In November, Judges Coast to Coast Will Consider Trump’s Unpatriotic Military BanBy Adam Polaski • October 23, 2017 • 10:31 am
November will be a busy month for the Trump Administration, which will be required in courtrooms coast to coast to defend the unpatriotic, indefensible ban on open service for transgender Americans. A series of hearings in November come months after President Trump tweeted out the terrible new policy, which has been opposed by a bipartisan array of lawmakers, military veterans, defense professionals, and more.
In the days and weeks after the White House formalized its policy, our legal advocates began filing lawsuits challenging the proposed ban in court. Now, with motions for preliminary injunctions (legal filings requesting an immediate halt to the new policy) filed in multiple cases, transgender servicemembers are getting their days in court. Here’s a look ahead at the busy November (and see all litigation updates in our Litigation Tracker):
- 11/9: Hearing in Stone v. Trump (ACLU case in Maryland)
- 11/20: Hearing in Stockman v. Trump (Equality California, GLAD & NCLR case in California)
- 11/21: Hearing in Karnoski v. Trump (Lambda Legal case in Washington)
Kasey Suffredini, Acting CEO & President of Strategy for Freedom for All Americans, said this summer:
“President Trump’s decision to force the military to ban transgender service members is a betrayal of our country’s sacred promise to care for the brave men, women, and their families who sacrifice so much on our behalf in the line of duty. Transgender Americans have selflessly fought for our freedom; it’s unfair and shameful our commander-in-chief is needlessly denying them the same in return. Ejecting transgender people from the armed services hurts American families and does nothing to strengthen our nation’s military.”
Nearly one in five transgender Americans – 21% – is serving or has served in the U.S. armed forces—over twice the percentage of the general population. Currently, there are approximately 15,000 active transgender service members.
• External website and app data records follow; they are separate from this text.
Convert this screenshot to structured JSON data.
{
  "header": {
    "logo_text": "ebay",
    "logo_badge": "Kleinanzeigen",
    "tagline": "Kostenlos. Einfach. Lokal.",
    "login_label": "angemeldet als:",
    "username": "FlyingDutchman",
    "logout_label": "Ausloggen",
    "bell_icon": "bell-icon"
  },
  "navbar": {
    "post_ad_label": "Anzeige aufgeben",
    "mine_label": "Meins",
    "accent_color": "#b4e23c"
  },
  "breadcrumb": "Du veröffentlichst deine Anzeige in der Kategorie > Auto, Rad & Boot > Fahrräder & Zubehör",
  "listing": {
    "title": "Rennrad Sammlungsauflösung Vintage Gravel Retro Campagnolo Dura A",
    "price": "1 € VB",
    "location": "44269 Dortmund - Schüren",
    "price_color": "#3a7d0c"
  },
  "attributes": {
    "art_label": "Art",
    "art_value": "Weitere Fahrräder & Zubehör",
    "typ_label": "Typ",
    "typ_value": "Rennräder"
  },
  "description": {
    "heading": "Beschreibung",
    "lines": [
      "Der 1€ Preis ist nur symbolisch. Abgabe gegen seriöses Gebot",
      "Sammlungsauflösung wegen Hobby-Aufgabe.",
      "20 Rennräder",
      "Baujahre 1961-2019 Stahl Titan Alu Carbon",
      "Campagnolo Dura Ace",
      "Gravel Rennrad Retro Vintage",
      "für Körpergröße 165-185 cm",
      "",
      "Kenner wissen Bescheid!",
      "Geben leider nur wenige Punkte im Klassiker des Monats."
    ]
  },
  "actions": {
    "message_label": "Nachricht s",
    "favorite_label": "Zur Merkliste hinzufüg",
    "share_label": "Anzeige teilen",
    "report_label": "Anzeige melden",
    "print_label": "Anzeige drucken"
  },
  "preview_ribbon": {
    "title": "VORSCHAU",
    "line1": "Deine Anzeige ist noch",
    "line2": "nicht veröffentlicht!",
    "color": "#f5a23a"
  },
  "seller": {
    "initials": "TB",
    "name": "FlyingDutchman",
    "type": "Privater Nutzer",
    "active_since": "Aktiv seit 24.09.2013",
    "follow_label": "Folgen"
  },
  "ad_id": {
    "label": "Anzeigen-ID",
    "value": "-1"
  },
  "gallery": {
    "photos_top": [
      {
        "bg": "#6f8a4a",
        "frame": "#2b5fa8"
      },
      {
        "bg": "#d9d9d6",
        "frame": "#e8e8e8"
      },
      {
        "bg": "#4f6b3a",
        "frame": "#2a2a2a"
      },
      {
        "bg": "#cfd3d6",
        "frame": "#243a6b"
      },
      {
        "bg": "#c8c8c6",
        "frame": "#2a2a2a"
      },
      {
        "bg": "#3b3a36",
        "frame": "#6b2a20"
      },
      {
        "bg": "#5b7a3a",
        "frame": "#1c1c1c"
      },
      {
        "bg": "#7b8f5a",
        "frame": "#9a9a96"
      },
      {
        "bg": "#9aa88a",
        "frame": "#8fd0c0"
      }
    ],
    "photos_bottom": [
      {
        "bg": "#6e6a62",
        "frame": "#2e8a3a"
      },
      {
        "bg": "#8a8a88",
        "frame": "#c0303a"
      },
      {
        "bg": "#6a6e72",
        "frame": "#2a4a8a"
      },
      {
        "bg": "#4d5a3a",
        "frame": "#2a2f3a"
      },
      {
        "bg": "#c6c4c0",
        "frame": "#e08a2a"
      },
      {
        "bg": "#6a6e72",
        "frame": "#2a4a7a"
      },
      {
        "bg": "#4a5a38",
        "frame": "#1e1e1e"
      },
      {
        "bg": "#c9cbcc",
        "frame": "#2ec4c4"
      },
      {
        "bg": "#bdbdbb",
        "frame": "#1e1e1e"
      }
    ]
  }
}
The military itself has carefully studied this issue and concluded that there is no reason to bar transgender people from military service, stating that a more inclusive policy would have little or no impact on unit cohesion, operational effectiveness, or readiness.